EXERCISE OBJECTIVE: Down to the last line, set down the material below exactly, excluding pictures.

GIVEN INFORMATION:
★ ★ ★ ★ ★

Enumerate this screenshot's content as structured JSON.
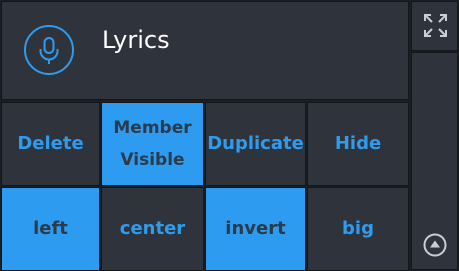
{
  "header": {
    "title": "Lyrics",
    "icon": "microphone-icon"
  },
  "side": {
    "top_icon": "fullscreen-icon",
    "bottom_icon": "scroll-up-icon"
  },
  "buttons_row1": [
    {
      "label": "Delete",
      "active": false
    },
    {
      "label_line1": "Member",
      "label_line2": "Visible",
      "active": true
    },
    {
      "label": "Duplicate",
      "active": false
    },
    {
      "label": "Hide",
      "active": false
    }
  ],
  "buttons_row2": [
    {
      "label": "left",
      "active": true
    },
    {
      "label": "center",
      "active": false
    },
    {
      "label": "invert",
      "active": true
    },
    {
      "label": "big",
      "active": false
    }
  ],
  "colors": {
    "accent": "#2d9cf0",
    "panel": "#2f343c",
    "background": "#1b1e22",
    "active_text": "#2c3a4a"
  }
}
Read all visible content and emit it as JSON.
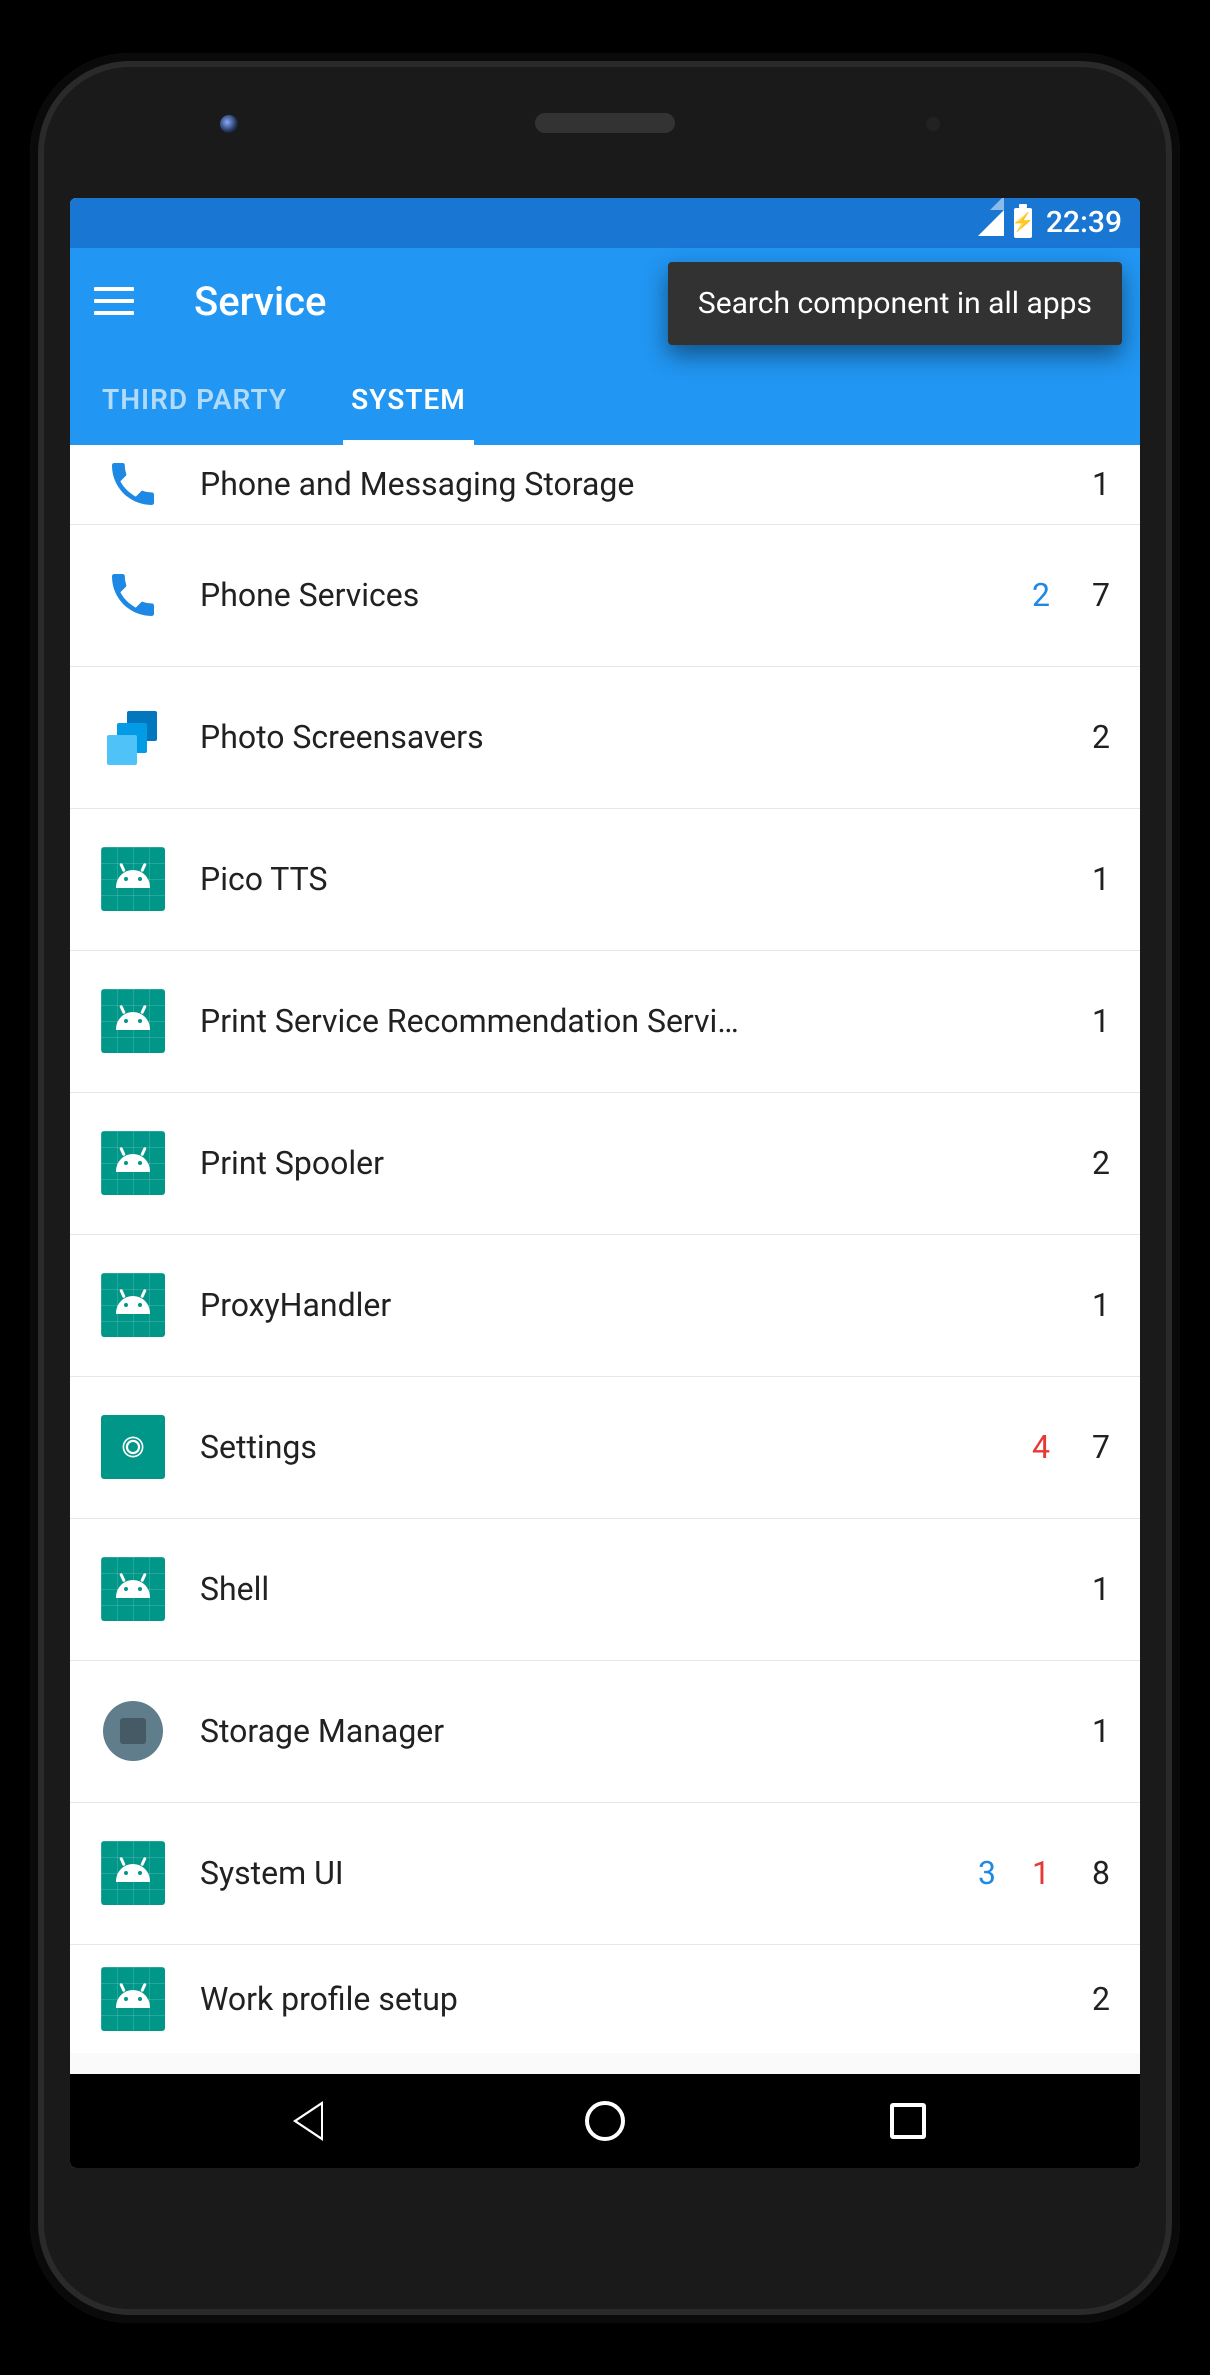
{
  "statusbar": {
    "time": "22:39"
  },
  "toolbar": {
    "title": "Service"
  },
  "tooltip": {
    "text": "Search component in all apps"
  },
  "tabs": {
    "third_party": "THIRD PARTY",
    "system": "SYSTEM",
    "active": "system"
  },
  "list": {
    "items": [
      {
        "name": "Phone and Messaging Storage",
        "icon": "phone",
        "blue": null,
        "red": null,
        "total": 1
      },
      {
        "name": "Phone Services",
        "icon": "phone",
        "blue": 2,
        "red": null,
        "total": 7
      },
      {
        "name": "Photo Screensavers",
        "icon": "photos",
        "blue": null,
        "red": null,
        "total": 2
      },
      {
        "name": "Pico TTS",
        "icon": "android",
        "blue": null,
        "red": null,
        "total": 1
      },
      {
        "name": "Print Service Recommendation Servi…",
        "icon": "android",
        "blue": null,
        "red": null,
        "total": 1
      },
      {
        "name": "Print Spooler",
        "icon": "android",
        "blue": null,
        "red": null,
        "total": 2
      },
      {
        "name": "ProxyHandler",
        "icon": "android",
        "blue": null,
        "red": null,
        "total": 1
      },
      {
        "name": "Settings",
        "icon": "gear",
        "blue": null,
        "red": 4,
        "total": 7
      },
      {
        "name": "Shell",
        "icon": "android",
        "blue": null,
        "red": null,
        "total": 1
      },
      {
        "name": "Storage Manager",
        "icon": "storage",
        "blue": null,
        "red": null,
        "total": 1
      },
      {
        "name": "System UI",
        "icon": "android",
        "blue": 3,
        "red": 1,
        "total": 8
      },
      {
        "name": "Work profile setup",
        "icon": "android",
        "blue": null,
        "red": null,
        "total": 2
      }
    ]
  }
}
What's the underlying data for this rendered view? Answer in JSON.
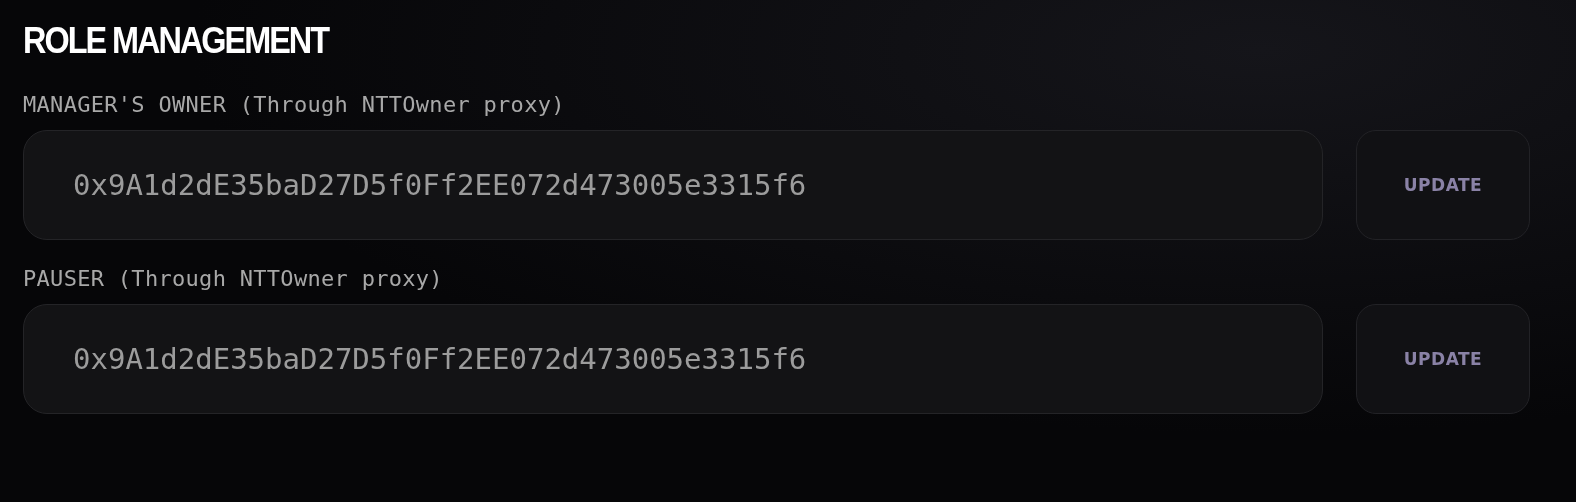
{
  "title": "ROLE MANAGEMENT",
  "roles": [
    {
      "label": "MANAGER'S OWNER (Through NTTOwner proxy)",
      "value": "0x9A1d2dE35baD27D5f0Ff2EE072d473005e3315f6",
      "button": "UPDATE"
    },
    {
      "label": "PAUSER (Through NTTOwner proxy)",
      "value": "0x9A1d2dE35baD27D5f0Ff2EE072d473005e3315f6",
      "button": "UPDATE"
    }
  ]
}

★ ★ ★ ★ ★

FINISHED TASK:
Enumerate this screenshot's content as structured JSON.
{
  "header": {
    "title": "Lyrics",
    "icon": "microphone-icon"
  },
  "side": {
    "top_icon": "fullscreen-icon",
    "bottom_icon": "scroll-up-icon"
  },
  "buttons_row1": [
    {
      "label": "Delete",
      "active": false
    },
    {
      "label_line1": "Member",
      "label_line2": "Visible",
      "active": true
    },
    {
      "label": "Duplicate",
      "active": false
    },
    {
      "label": "Hide",
      "active": false
    }
  ],
  "buttons_row2": [
    {
      "label": "left",
      "active": true
    },
    {
      "label": "center",
      "active": false
    },
    {
      "label": "invert",
      "active": true
    },
    {
      "label": "big",
      "active": false
    }
  ],
  "colors": {
    "accent": "#2d9cf0",
    "panel": "#2f343c",
    "background": "#1b1e22",
    "active_text": "#2c3a4a"
  }
}
Read all visible content and emit it as JSON.
{
  "statusbar": {
    "time": "22:39"
  },
  "toolbar": {
    "title": "Service"
  },
  "tooltip": {
    "text": "Search component in all apps"
  },
  "tabs": {
    "third_party": "THIRD PARTY",
    "system": "SYSTEM",
    "active": "system"
  },
  "list": {
    "items": [
      {
        "name": "Phone and Messaging Storage",
        "icon": "phone",
        "blue": null,
        "red": null,
        "total": 1
      },
      {
        "name": "Phone Services",
        "icon": "phone",
        "blue": 2,
        "red": null,
        "total": 7
      },
      {
        "name": "Photo Screensavers",
        "icon": "photos",
        "blue": null,
        "red": null,
        "total": 2
      },
      {
        "name": "Pico TTS",
        "icon": "android",
        "blue": null,
        "red": null,
        "total": 1
      },
      {
        "name": "Print Service Recommendation Servi…",
        "icon": "android",
        "blue": null,
        "red": null,
        "total": 1
      },
      {
        "name": "Print Spooler",
        "icon": "android",
        "blue": null,
        "red": null,
        "total": 2
      },
      {
        "name": "ProxyHandler",
        "icon": "android",
        "blue": null,
        "red": null,
        "total": 1
      },
      {
        "name": "Settings",
        "icon": "gear",
        "blue": null,
        "red": 4,
        "total": 7
      },
      {
        "name": "Shell",
        "icon": "android",
        "blue": null,
        "red": null,
        "total": 1
      },
      {
        "name": "Storage Manager",
        "icon": "storage",
        "blue": null,
        "red": null,
        "total": 1
      },
      {
        "name": "System UI",
        "icon": "android",
        "blue": 3,
        "red": 1,
        "total": 8
      },
      {
        "name": "Work profile setup",
        "icon": "android",
        "blue": null,
        "red": null,
        "total": 2
      }
    ]
  }
}
What's the underlying data for this rendered view? Answer in JSON.
{
  "title": "ROLE MANAGEMENT",
  "roles": [
    {
      "label": "MANAGER'S OWNER (Through NTTOwner proxy)",
      "value": "0x9A1d2dE35baD27D5f0Ff2EE072d473005e3315f6",
      "button": "UPDATE"
    },
    {
      "label": "PAUSER (Through NTTOwner proxy)",
      "value": "0x9A1d2dE35baD27D5f0Ff2EE072d473005e3315f6",
      "button": "UPDATE"
    }
  ]
}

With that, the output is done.